# [ACTION ITEM]
Find the lines below that contain "text" and tally them. Return only the total.

Interface dataset entries
####

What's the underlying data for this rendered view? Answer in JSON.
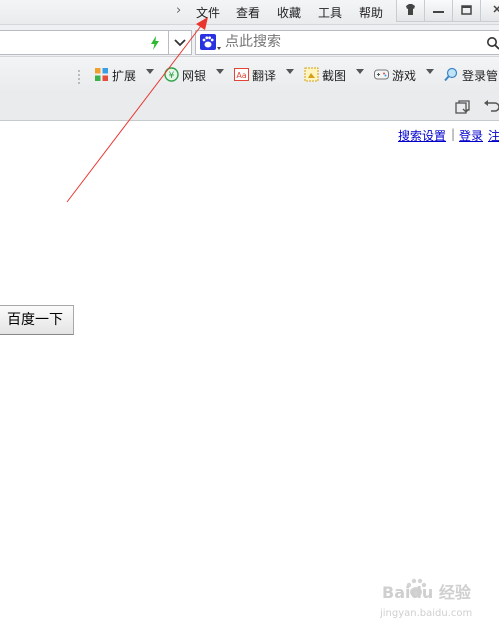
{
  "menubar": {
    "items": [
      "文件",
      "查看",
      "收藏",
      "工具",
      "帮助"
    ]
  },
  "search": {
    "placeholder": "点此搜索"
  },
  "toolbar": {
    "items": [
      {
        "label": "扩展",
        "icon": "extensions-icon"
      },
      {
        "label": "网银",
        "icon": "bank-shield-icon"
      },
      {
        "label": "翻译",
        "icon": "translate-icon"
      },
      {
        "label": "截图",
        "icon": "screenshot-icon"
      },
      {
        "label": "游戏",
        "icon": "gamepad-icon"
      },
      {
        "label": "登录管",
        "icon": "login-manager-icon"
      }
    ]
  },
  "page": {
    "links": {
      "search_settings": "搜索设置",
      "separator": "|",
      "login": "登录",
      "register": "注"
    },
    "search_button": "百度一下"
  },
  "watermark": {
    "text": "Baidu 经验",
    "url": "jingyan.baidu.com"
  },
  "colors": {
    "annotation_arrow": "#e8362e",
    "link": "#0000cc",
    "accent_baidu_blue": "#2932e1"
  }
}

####

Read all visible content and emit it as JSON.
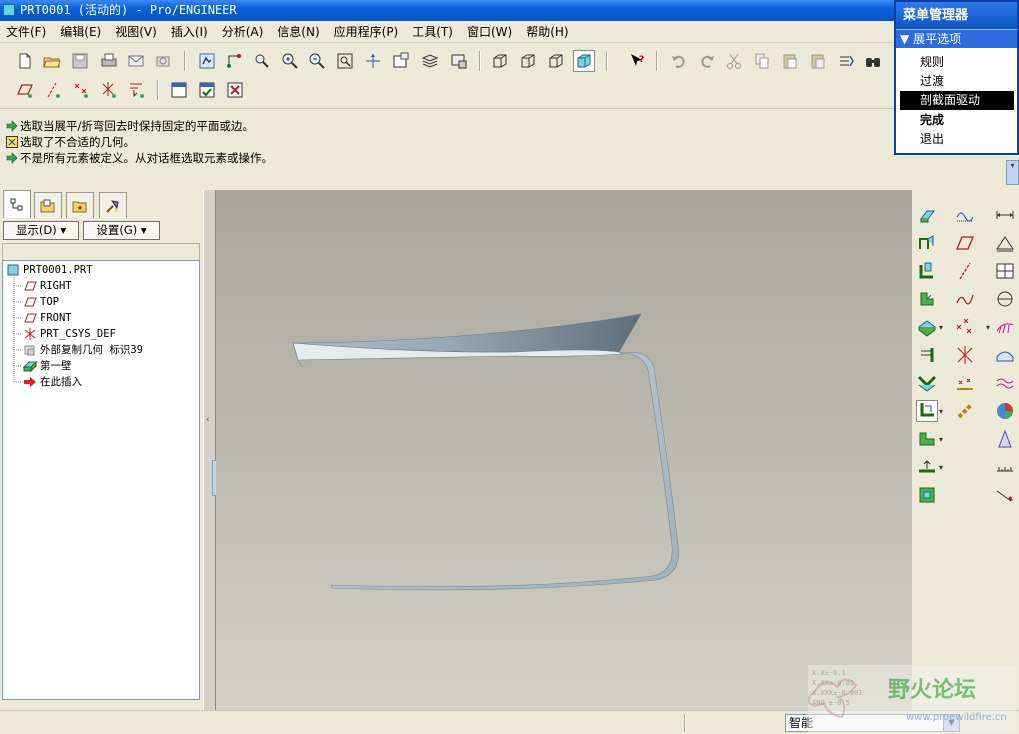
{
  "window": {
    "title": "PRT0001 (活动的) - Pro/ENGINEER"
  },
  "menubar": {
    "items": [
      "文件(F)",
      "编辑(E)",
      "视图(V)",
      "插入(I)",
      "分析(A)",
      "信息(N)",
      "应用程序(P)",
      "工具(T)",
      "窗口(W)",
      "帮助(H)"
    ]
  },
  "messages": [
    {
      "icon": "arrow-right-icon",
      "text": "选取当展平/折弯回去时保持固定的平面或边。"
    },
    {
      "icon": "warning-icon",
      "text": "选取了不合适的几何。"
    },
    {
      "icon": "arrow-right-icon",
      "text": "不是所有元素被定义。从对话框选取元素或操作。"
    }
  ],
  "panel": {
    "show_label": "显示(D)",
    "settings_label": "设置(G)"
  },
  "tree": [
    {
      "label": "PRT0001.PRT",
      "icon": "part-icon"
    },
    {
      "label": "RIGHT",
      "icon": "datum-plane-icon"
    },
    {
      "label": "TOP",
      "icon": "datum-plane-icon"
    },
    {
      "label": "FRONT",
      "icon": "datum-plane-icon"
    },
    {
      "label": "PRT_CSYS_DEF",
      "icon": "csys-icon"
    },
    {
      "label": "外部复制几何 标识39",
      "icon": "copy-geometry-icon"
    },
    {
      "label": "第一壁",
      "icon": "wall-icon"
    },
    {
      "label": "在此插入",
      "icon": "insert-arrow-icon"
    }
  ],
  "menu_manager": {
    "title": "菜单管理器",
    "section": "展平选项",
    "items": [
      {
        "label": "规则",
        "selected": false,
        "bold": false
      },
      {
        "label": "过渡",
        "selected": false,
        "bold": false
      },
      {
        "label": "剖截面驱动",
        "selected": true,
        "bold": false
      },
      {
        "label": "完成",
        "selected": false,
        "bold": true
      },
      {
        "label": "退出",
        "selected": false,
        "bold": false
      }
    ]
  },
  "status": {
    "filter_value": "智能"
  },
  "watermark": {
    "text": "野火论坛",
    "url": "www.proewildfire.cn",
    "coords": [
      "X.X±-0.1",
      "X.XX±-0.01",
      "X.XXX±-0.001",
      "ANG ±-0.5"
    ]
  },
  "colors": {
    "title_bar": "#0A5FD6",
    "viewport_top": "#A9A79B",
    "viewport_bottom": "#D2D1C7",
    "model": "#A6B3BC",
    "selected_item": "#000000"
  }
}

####

# [ANSWER FOR THE TASK]
5